#### [WHAT THE TASK REQUIRES]
All of the data needs to come back exactly as written.

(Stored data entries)
>>
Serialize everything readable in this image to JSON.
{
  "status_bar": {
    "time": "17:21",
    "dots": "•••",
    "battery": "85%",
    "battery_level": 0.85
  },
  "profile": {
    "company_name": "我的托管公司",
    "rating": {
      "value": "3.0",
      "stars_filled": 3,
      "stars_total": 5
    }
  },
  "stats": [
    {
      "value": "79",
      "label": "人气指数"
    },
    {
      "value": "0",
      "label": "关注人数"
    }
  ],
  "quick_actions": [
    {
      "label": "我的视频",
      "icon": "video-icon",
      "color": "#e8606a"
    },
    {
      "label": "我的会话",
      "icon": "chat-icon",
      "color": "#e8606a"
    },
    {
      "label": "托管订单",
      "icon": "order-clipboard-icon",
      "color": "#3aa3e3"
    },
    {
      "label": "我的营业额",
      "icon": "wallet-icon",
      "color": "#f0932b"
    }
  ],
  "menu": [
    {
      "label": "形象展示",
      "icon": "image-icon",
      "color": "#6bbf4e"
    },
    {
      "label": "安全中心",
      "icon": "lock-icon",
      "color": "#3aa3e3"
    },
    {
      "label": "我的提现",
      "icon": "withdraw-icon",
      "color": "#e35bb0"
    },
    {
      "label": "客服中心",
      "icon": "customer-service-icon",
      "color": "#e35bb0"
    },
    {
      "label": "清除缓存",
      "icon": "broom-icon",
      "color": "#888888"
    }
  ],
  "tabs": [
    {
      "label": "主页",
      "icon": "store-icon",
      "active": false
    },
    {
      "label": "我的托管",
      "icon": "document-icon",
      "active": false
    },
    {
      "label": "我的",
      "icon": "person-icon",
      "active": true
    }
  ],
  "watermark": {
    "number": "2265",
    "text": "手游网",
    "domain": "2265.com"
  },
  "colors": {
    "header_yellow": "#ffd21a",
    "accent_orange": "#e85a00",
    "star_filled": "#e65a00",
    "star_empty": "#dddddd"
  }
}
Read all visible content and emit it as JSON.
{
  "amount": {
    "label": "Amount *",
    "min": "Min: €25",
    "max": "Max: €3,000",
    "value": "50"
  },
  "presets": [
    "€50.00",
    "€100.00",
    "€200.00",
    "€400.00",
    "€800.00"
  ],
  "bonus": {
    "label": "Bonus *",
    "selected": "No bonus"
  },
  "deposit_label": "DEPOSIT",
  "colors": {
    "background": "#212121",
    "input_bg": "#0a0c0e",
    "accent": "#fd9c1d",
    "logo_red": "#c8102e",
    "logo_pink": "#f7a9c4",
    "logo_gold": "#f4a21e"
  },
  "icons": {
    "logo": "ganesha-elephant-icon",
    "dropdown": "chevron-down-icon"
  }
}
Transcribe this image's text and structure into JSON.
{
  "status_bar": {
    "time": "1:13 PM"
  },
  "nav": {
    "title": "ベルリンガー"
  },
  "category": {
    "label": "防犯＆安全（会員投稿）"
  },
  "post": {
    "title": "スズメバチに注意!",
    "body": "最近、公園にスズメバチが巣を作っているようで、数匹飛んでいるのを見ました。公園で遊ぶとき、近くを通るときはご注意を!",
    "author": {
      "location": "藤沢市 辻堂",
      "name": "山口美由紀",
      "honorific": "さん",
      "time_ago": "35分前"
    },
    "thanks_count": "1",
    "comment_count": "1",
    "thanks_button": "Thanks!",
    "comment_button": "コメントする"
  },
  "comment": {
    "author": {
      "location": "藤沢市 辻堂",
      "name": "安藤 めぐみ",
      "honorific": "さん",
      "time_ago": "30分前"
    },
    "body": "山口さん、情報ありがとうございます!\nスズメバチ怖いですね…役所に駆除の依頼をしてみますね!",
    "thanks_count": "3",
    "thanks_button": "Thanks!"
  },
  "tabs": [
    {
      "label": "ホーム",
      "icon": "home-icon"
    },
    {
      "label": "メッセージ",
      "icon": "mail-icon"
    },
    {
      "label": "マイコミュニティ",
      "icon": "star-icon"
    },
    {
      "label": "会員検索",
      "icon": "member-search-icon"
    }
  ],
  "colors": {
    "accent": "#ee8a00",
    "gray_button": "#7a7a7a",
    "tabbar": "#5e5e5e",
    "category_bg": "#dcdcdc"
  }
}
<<
#### [RESULT OF THIS EXERCISE]
Serialize everything readable in this image to JSON.
{
  "status_bar": {
    "time": "17:21",
    "dots": "•••",
    "battery": "85%",
    "battery_level": 0.85
  },
  "profile": {
    "company_name": "我的托管公司",
    "rating": {
      "value": "3.0",
      "stars_filled": 3,
      "stars_total": 5
    }
  },
  "stats": [
    {
      "value": "79",
      "label": "人气指数"
    },
    {
      "value": "0",
      "label": "关注人数"
    }
  ],
  "quick_actions": [
    {
      "label": "我的视频",
      "icon": "video-icon",
      "color": "#e8606a"
    },
    {
      "label": "我的会话",
      "icon": "chat-icon",
      "color": "#e8606a"
    },
    {
      "label": "托管订单",
      "icon": "order-clipboard-icon",
      "color": "#3aa3e3"
    },
    {
      "label": "我的营业额",
      "icon": "wallet-icon",
      "color": "#f0932b"
    }
  ],
  "menu": [
    {
      "label": "形象展示",
      "icon": "image-icon",
      "color": "#6bbf4e"
    },
    {
      "label": "安全中心",
      "icon": "lock-icon",
      "color": "#3aa3e3"
    },
    {
      "label": "我的提现",
      "icon": "withdraw-icon",
      "color": "#e35bb0"
    },
    {
      "label": "客服中心",
      "icon": "customer-service-icon",
      "color": "#e35bb0"
    },
    {
      "label": "清除缓存",
      "icon": "broom-icon",
      "color": "#888888"
    }
  ],
  "tabs": [
    {
      "label": "主页",
      "icon": "store-icon",
      "active": false
    },
    {
      "label": "我的托管",
      "icon": "document-icon",
      "active": false
    },
    {
      "label": "我的",
      "icon": "person-icon",
      "active": true
    }
  ],
  "watermark": {
    "number": "2265",
    "text": "手游网",
    "domain": "2265.com"
  },
  "colors": {
    "header_yellow": "#ffd21a",
    "accent_orange": "#e85a00",
    "star_filled": "#e65a00",
    "star_empty": "#dddddd"
  }
}
Read all visible content and emit it as JSON.
{
  "amount": {
    "label": "Amount *",
    "min": "Min: €25",
    "max": "Max: €3,000",
    "value": "50"
  },
  "presets": [
    "€50.00",
    "€100.00",
    "€200.00",
    "€400.00",
    "€800.00"
  ],
  "bonus": {
    "label": "Bonus *",
    "selected": "No bonus"
  },
  "deposit_label": "DEPOSIT",
  "colors": {
    "background": "#212121",
    "input_bg": "#0a0c0e",
    "accent": "#fd9c1d",
    "logo_red": "#c8102e",
    "logo_pink": "#f7a9c4",
    "logo_gold": "#f4a21e"
  },
  "icons": {
    "logo": "ganesha-elephant-icon",
    "dropdown": "chevron-down-icon"
  }
}
Transcribe this image's text and structure into JSON.
{
  "status_bar": {
    "time": "1:13 PM"
  },
  "nav": {
    "title": "ベルリンガー"
  },
  "category": {
    "label": "防犯＆安全（会員投稿）"
  },
  "post": {
    "title": "スズメバチに注意!",
    "body": "最近、公園にスズメバチが巣を作っているようで、数匹飛んでいるのを見ました。公園で遊ぶとき、近くを通るときはご注意を!",
    "author": {
      "location": "藤沢市 辻堂",
      "name": "山口美由紀",
      "honorific": "さん",
      "time_ago": "35分前"
    },
    "thanks_count": "1",
    "comment_count": "1",
    "thanks_button": "Thanks!",
    "comment_button": "コメントする"
  },
  "comment": {
    "author": {
      "location": "藤沢市 辻堂",
      "name": "安藤 めぐみ",
      "honorific": "さん",
      "time_ago": "30分前"
    },
    "body": "山口さん、情報ありがとうございます!\nスズメバチ怖いですね…役所に駆除の依頼をしてみますね!",
    "thanks_count": "3",
    "thanks_button": "Thanks!"
  },
  "tabs": [
    {
      "label": "ホーム",
      "icon": "home-icon"
    },
    {
      "label": "メッセージ",
      "icon": "mail-icon"
    },
    {
      "label": "マイコミュニティ",
      "icon": "star-icon"
    },
    {
      "label": "会員検索",
      "icon": "member-search-icon"
    }
  ],
  "colors": {
    "accent": "#ee8a00",
    "gray_button": "#7a7a7a",
    "tabbar": "#5e5e5e",
    "category_bg": "#dcdcdc"
  }
}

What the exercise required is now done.